Later that evening we were both surprised to see him accompanied by his wife suddenly walk out of the entrance to the bar in our hotel.

My friend just loved him and there he was suddenly walking before her! She called to him and he turned and stopped. She just stood and grinned at him as they both looked at each other.

He was even more impressive in person. His smile even more whimsical. His eyes even more dancing and brighter. His hair even more curly and swirling into the consciousness of that unseen but very real world where people were always thinking about the meaning of this life even when they didn't think they were.

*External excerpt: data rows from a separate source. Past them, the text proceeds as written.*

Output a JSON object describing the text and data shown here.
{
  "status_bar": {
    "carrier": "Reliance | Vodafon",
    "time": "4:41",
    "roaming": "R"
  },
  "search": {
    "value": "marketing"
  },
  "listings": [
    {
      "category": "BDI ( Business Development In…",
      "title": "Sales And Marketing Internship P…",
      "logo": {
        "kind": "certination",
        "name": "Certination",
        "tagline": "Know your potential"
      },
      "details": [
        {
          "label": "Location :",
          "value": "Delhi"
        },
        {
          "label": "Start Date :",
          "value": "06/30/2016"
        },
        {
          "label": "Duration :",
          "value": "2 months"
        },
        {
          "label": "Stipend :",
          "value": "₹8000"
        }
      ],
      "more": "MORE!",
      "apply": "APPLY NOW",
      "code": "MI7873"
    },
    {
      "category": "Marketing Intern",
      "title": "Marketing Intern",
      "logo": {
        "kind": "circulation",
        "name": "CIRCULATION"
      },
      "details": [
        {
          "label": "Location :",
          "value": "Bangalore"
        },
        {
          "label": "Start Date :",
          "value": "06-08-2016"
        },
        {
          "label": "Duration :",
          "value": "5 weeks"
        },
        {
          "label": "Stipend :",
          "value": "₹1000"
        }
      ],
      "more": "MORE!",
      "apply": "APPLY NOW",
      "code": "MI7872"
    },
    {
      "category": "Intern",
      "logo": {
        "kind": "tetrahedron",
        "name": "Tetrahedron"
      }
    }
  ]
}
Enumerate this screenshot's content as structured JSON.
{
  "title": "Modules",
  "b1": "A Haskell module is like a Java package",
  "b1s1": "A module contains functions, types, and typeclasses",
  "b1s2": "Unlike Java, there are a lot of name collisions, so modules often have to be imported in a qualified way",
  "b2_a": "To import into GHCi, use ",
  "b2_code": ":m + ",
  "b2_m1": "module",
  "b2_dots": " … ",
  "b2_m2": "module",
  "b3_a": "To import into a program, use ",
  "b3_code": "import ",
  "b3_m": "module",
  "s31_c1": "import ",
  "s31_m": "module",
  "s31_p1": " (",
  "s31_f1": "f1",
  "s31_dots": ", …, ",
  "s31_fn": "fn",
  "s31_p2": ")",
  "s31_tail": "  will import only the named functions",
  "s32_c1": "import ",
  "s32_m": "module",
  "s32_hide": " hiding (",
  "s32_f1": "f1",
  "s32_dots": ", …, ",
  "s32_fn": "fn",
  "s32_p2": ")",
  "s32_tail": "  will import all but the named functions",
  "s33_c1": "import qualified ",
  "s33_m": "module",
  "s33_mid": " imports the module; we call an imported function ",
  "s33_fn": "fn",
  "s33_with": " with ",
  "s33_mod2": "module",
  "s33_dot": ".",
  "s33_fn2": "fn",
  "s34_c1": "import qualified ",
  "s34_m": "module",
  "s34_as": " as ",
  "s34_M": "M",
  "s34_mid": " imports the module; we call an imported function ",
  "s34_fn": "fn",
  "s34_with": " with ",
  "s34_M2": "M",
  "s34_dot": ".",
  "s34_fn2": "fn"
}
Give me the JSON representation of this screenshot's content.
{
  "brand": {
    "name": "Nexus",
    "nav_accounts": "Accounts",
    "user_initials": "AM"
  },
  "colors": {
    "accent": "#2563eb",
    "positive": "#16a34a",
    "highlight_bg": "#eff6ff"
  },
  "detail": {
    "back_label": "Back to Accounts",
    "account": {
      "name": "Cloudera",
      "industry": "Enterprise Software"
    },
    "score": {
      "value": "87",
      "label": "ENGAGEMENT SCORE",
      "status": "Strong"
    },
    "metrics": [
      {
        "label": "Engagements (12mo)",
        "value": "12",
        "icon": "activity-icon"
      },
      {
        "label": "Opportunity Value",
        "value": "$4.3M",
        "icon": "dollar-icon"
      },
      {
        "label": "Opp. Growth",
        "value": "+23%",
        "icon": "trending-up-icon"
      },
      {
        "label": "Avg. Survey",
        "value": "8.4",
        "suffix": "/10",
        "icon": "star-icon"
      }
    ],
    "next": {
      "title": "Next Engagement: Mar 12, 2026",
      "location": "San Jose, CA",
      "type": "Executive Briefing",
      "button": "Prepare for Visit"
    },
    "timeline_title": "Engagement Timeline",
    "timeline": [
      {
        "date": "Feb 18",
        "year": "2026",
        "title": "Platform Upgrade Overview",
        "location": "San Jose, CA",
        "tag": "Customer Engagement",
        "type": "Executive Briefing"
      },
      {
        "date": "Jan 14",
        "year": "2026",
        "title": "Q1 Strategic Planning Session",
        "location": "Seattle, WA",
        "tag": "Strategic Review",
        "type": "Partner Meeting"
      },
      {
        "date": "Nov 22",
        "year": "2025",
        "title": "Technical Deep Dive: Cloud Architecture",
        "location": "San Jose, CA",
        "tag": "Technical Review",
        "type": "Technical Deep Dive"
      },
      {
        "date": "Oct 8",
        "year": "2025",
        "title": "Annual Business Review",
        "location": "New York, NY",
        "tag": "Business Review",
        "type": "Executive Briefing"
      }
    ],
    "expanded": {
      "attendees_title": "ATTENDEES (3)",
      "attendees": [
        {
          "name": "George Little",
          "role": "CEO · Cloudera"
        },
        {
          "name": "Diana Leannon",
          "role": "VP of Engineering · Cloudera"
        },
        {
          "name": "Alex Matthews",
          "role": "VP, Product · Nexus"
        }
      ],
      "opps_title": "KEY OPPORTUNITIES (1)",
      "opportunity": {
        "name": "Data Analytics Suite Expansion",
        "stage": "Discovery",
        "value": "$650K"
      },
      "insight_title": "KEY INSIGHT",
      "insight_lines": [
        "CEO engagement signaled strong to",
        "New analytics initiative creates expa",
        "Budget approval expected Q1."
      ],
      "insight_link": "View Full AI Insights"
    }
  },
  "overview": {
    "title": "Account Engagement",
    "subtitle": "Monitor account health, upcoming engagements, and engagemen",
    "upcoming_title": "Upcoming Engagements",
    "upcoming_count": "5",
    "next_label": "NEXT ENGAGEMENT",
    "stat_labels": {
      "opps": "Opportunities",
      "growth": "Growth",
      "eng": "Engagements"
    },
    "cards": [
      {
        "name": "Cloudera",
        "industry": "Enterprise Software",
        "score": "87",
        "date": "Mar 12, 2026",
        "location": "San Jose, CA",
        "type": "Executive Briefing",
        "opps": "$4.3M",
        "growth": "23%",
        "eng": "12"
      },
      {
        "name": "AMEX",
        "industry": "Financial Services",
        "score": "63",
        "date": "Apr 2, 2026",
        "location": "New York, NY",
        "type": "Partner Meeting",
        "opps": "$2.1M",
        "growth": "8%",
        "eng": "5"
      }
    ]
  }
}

She said to him "Mr. Vonnegut I just love you! Could I get your autograph?" She pulled a rumpled program from the afternoon discussion from her pocket and grabbed a pen from a nearby table in the lobby. He grinned broadly. He took it and began to write in some curios strokes of the pen.

She beamed at him and said "This is like meeting the Beatles in 1964!"

I will never forget his even kinder grin and his utter graciousness to her. He lit up and said "I met the Beatles in 1964!"

It was so pleasant. Like they were old friends some how in that analogy she had made. Like he appreciated her wit.

He then handed her his autograph on the paper and returned the pen to her.

He nodded kindly and said it was nice to meet us and he and his grinning wife turned into the passing crowd and walked out the front door of the hotel.

I looked at the autograph as she held it grinning. I said "That is a very unusual autograph." It was a roundish circle of little stroked lines coming off of it of different lenghts. I was a bit puzzled.

"That's his autograph", she said, "It's an asshole! He always signs his autograph as a drawing of an asshole." Somehow she knew that. She was absolutely delighted.

I have never forgotten that little chance meeting. I can still picture it to this day.

God bless this man. I hope he crossed over peacefully now to learn even more about the Immense Universe. I think he would enjoy that. I hope his characters met him there. That Billy Pilgrim took his hand and helped him go into that expanse.

I felt the hole in the world last night myself. That I have always been comforted in some way all these years knowing that Kurt Vonnegut was out there walking around somewhere on this plane of existence. I will miss that thought.

A wonderful, wonderful man.

Anonymous said...

Thanks for this note. You folks who wrote letters and didn't send them at least got further than me, who intended to write a letter but never got to it. Well, now I've learned something. Today I took action on something else I should have done long ago, and hopefully will continue that way.

KV, R.I.P.